The main allure of PHP that stole a lot of perl's magic was putting the controller elements doing the processing directly into the html.  Instead of managing large perl files mixed with html, people could make a mostly html-based file with a little PHP, which was much cleaner to read.  In that sense, all the view implementation was usually separated from the model and controller.  This seemed great at the time, but as MVC has gotten more prevalent, more and more PHP frameworks remove model/controller components from the html leaving small bits and pieces in its place.  In my experience, and what seems to be the practice now in PHP, large controllers and models are created completely separate to the actual html.  This creates a more coherent architecture, but it raises the question: now that we've moved so much PHP code away from html, why are we still using PHP?
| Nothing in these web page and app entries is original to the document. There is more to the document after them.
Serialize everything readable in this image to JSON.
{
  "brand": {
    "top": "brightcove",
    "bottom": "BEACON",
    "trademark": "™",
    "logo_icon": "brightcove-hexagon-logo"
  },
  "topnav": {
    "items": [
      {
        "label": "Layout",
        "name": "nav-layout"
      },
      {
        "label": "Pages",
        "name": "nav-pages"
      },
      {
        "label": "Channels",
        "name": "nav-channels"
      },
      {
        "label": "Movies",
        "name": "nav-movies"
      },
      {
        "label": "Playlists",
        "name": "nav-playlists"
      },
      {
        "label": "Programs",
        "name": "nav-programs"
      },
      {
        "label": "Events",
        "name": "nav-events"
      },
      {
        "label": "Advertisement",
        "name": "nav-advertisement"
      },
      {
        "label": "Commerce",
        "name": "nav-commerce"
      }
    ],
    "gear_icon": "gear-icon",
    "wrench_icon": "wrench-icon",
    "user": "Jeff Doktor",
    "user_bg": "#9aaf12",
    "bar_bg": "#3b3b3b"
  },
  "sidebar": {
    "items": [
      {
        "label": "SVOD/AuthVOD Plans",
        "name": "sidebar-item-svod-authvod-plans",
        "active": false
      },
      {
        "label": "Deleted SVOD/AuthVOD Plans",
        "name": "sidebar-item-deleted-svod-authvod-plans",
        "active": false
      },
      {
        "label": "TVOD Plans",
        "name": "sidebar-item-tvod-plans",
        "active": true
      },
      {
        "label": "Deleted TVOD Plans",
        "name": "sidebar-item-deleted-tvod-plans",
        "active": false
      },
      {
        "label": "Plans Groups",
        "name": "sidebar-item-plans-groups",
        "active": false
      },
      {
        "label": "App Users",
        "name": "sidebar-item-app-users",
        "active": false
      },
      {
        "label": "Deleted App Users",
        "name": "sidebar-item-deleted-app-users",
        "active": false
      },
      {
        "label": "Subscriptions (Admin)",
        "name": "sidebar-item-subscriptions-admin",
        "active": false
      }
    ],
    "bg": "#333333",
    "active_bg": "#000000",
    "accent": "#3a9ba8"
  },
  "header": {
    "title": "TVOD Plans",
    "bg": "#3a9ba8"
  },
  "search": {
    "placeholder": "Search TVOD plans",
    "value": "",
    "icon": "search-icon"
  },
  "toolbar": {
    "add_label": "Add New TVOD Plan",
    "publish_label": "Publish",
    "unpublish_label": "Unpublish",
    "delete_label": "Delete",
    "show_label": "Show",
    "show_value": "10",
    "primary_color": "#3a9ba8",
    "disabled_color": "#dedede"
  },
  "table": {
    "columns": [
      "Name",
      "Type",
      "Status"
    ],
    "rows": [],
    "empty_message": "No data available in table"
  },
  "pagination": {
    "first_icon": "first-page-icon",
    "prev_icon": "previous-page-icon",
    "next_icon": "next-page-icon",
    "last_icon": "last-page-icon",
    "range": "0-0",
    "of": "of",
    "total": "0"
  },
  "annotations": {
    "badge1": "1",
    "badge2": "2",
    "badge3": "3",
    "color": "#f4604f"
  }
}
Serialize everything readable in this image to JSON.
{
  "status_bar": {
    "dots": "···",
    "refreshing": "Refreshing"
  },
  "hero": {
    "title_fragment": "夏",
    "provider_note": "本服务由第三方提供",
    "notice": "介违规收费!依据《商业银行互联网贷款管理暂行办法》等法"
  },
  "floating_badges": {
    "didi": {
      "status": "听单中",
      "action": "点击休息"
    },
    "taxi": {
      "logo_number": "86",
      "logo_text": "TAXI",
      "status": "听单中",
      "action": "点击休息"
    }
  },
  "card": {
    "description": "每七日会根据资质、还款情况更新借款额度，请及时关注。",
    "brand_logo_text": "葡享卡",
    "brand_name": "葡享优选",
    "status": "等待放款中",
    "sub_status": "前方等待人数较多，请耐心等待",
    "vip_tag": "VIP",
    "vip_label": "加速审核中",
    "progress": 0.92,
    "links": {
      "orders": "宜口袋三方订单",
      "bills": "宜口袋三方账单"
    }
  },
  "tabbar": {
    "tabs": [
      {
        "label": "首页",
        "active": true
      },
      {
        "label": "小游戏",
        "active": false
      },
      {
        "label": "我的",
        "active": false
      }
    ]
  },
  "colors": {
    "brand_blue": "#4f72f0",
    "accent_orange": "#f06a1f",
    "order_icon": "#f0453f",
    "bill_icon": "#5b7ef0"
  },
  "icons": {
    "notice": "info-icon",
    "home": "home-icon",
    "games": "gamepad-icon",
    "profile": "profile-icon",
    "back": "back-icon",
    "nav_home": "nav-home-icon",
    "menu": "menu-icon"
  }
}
The rise of templates
Templating libraries have been around for many, many years-even before PHP was popular.  However, since some programming language had to drive the application anyway, I believe, there was no reason to use one if one had to do his/her coding in C/C++ or perl still.  Now, however, many new languages have emerged such as ruby and python that provide a very small and more robust scripting experience.  Because they are so general purpose, many more examples exist outside of web development.  This is important as web applications have continually provided more and more functionality than just serving up semi-static web pages.  The little bits of php code that was once in my html files are now easily replaced with some templating library like mako or genshi, and I can program in a more general-purpose language, whose techniques will apply to non-web-development tasks as well.  Again, now that PHP has been moved outside of html, why should I use it over python or ruby? 

Things I'll miss
Alas, PHP, I hardly knew thee.  One thing I'll slightly miss, though, is the startup time in PHP.  Almost every apache configuration on Linux typically comes with PHP configured.  After opening up a .php file and typing a few lines, I can access the file directly in my web browser and I'm immediately seeing the results.  With python, I have to do a little bit more typically to get things running via apache.  This requires setting up a cgi-bin, creating a proper script alias, etc.  Newer python frameworks like and turbogears now come with a mini-web-server included, however, so I can hold off on configurations until I'm farther in to production.

I'll also miss PHP's documentation, which I believe is generally more accessible than python's.  Many of PHP's functions get an entire page dedicated to them like explode().  The page features the basics you'd expect from an API doc--parameters, description, and return value--but includes a huge swath of examples of how to use the function.  It's like an entire programming cookbook dedicated to that function.  I find a lot of python docs to be a little too wordy (ex. datetime and difficult to browse to a particular function--especially if I'm searching by functionality and not name.  If I'm unfamiliar with a language, I'd like to know what functions are available for a given class before treading through each and every description.  The function name should typically provide sufficient description to investigate it further.  Anyway, the PHP wiki/comment style of documentation is something I hope more languages adopt.  Wikis are already prevalent on many projects, but it seems people are much more willing to contribute through a brief comment box instead of stepping into an entire editing mode.  Is it fear?  Laziness?  Regardless, it seems more accessible to contribute something beneficial to the doc.

Anyway, PHP.  Thanks for everything.  It was fun while it lasted.